By Beth Land Hecht, LCSW-C
Whether you are bringing up your child on your own by choice, or due to divorce, death or other circumstances, you spend the bulk of your day as a single parent. Even though there are now more households headed by single parents than in any previous generation, many single parents share that they feel isolated or invisible. It’s still a “couples’ world” is a common lament. Parenting under any circumstances is not always easy, but parenting without a partner presents some special challenges.
As any single parent can tell you, it feels as if there are never enough hours in the day to get everything done. At times you may feel physically and/or emotionally exhausted. Then there are the practical problems, such as juggling work and family responsibilities. If you’re at work, what are you supposed to do when the school nurse calls to say your child is ill, or when school closes at the last minute because of snow — not to mention all of the days off for conferences, holidays and school vacations? You have to face hard decisions on your own, such as which pre-school to choose, where to find the best schools and neighborhood, how to manage a situation with a child’s friend who may not be kind or a positive role model, and the list continues. It’s also tough always having to be the “heavy,” saying “no” and standing your ground when your child pushes back.

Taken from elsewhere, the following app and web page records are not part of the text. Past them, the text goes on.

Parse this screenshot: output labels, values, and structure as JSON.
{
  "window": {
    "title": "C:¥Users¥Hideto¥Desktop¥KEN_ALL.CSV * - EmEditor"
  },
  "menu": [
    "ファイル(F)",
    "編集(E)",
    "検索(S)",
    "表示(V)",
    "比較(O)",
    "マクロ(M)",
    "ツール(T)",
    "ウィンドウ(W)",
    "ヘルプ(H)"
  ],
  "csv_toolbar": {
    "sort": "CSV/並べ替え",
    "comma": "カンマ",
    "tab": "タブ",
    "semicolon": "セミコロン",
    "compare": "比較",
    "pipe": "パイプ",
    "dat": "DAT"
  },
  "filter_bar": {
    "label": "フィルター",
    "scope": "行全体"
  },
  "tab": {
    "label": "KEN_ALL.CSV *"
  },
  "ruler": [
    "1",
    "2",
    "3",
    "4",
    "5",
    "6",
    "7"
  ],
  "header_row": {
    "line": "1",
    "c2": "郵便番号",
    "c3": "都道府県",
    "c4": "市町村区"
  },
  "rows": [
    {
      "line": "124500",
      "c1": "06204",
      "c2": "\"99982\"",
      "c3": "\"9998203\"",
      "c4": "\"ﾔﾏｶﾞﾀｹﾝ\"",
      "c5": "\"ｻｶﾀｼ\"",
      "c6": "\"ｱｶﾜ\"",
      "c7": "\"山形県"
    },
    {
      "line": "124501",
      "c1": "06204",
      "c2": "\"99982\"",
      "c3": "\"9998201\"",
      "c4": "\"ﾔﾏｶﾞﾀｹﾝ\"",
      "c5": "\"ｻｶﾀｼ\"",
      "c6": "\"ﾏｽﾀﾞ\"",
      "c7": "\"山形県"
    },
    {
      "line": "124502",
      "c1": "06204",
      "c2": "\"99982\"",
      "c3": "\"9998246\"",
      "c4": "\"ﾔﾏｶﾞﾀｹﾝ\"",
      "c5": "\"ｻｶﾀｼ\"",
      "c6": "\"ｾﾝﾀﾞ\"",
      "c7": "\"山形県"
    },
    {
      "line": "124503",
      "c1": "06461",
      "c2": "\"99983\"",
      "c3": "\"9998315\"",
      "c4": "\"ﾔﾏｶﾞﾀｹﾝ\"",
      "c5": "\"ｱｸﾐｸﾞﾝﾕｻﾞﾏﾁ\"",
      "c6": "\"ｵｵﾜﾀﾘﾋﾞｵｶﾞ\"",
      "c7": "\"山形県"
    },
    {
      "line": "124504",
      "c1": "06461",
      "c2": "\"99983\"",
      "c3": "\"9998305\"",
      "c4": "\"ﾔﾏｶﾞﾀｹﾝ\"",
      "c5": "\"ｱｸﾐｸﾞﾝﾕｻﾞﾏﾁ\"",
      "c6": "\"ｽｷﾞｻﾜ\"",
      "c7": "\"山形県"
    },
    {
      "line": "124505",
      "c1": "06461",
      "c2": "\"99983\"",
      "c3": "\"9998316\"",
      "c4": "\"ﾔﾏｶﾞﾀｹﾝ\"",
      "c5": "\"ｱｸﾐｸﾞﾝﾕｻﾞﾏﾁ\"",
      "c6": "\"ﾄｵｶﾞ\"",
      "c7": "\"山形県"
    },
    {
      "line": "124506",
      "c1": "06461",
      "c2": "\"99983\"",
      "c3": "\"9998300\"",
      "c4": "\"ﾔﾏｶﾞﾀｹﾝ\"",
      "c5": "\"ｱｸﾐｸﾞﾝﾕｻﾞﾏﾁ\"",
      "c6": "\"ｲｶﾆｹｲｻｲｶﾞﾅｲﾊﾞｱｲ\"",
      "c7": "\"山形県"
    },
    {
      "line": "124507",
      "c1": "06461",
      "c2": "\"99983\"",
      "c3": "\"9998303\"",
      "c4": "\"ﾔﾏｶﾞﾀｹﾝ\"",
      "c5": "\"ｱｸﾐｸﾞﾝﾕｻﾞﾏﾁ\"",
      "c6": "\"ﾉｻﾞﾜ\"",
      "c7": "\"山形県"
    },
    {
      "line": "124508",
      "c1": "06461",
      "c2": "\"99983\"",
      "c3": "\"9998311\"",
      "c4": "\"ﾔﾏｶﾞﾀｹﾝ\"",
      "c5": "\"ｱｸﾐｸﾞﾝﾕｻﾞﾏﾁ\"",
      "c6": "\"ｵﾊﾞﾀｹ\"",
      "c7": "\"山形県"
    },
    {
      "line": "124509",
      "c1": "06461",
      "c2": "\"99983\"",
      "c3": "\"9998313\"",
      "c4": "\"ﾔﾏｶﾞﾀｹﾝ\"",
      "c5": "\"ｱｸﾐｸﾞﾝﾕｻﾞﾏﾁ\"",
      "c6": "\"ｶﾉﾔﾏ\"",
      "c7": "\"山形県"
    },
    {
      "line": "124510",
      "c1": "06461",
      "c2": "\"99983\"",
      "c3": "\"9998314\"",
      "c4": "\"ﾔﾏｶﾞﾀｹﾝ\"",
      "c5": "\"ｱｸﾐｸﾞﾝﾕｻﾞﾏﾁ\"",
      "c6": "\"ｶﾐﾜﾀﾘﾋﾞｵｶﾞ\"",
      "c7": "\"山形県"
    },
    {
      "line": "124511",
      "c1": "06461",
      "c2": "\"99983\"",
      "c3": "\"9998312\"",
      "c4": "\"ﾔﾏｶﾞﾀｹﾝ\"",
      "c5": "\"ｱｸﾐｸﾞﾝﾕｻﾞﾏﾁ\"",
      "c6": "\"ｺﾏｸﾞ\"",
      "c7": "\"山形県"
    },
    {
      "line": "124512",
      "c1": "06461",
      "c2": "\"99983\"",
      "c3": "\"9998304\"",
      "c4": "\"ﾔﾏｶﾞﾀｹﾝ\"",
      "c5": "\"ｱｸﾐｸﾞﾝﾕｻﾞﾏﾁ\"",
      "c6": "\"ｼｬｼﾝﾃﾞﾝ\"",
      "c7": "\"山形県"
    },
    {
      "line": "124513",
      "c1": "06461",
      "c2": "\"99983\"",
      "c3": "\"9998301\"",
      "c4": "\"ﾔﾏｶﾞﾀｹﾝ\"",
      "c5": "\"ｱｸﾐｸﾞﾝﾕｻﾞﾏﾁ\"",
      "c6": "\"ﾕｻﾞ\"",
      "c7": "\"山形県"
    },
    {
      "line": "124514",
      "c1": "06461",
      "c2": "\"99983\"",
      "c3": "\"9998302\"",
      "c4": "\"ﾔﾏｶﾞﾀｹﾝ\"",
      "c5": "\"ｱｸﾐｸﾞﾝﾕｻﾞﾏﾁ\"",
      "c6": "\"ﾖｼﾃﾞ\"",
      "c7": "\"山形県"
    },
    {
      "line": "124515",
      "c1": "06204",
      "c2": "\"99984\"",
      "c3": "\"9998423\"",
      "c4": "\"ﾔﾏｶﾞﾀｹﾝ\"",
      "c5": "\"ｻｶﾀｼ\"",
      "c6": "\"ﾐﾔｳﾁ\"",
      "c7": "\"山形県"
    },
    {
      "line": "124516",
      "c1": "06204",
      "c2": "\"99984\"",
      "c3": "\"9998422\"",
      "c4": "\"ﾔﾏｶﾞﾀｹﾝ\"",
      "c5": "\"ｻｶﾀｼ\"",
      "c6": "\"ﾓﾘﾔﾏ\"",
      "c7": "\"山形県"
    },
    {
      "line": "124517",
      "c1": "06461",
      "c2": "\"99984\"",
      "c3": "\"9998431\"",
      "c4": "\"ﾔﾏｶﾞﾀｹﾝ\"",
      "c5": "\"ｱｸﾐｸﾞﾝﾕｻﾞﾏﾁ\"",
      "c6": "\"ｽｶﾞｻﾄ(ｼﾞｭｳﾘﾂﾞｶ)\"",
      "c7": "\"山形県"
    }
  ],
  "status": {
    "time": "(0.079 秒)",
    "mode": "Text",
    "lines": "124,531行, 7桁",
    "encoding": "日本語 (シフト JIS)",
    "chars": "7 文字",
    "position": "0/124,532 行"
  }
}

Single parents may wonder how much to share with their child. For instance, if your job could be in jeopardy and you are worried about future employment and income, how much should you tell your child? In thinking about this, you are weighing your needs with your child’s needs and anticipating how the information you give might impact him or her. Remember that you are the adult and your child is a child.
Just as it is important for you to have your own interests and adult time separate from your child, it’s equally important that you allow your child to have his or her own life, space, friends, and activities. You will not be able to meet all of your child’s needs, nor can your child meet all of your needs.
Here are some helpful suggestions:
- We often hesitate to ask for help. But people want to help. Accept the offers from family, neighbors, friends and co-workers. Create a safety net and support system for you and your child.
- Take care of your physical and emotional health. Reserve time for yourself — you can’t be there for your child if you are too tired, stressed or ill.
- It’s not necessary to share everything that you are experiencing or feeling in your life with your child. It is natural to need emotional support, but seek it from a relative, friend or therapist.
- If you are grieving the loss of your partner who has died, or adjusting to life after divorce, seek support from others who share similar experiences. Join a bereavement group or a support group, or speak to a counselor.
- Don’t be so hard on yourself – give yourself a break. No one is perfect and your child does not expect you to be a perfect parent.
- Enjoy your child!
Single parents often develop special close bonds and relationships with their children. But when raising your child on your own feels challenging or stressful, Jewish Community Services offers resources to help and support you.
JCS is hosting “Parenting Without a Partner” on Tuesday, November 12, from 6:00 to 7:30 p.m. at the Jewish Community Services office in Owings Mills, 3506 Gwynnbrook Avenue (in the JCC). Beth Land Hecht, LCSW-C, will facilitate. Connect with other parents facing similar challenges, get useful, practical tips and resources. Free and open to the public, the session is part of the JCS Parent Discussion Series Pre-registration is required. For more information and registration, visit www.jcsbaltimore.org/parenting-series or call 410-843-7568.
Questions about parenting? Send an email to email@example.com. For more information on parenting click here or call 410-466-9200.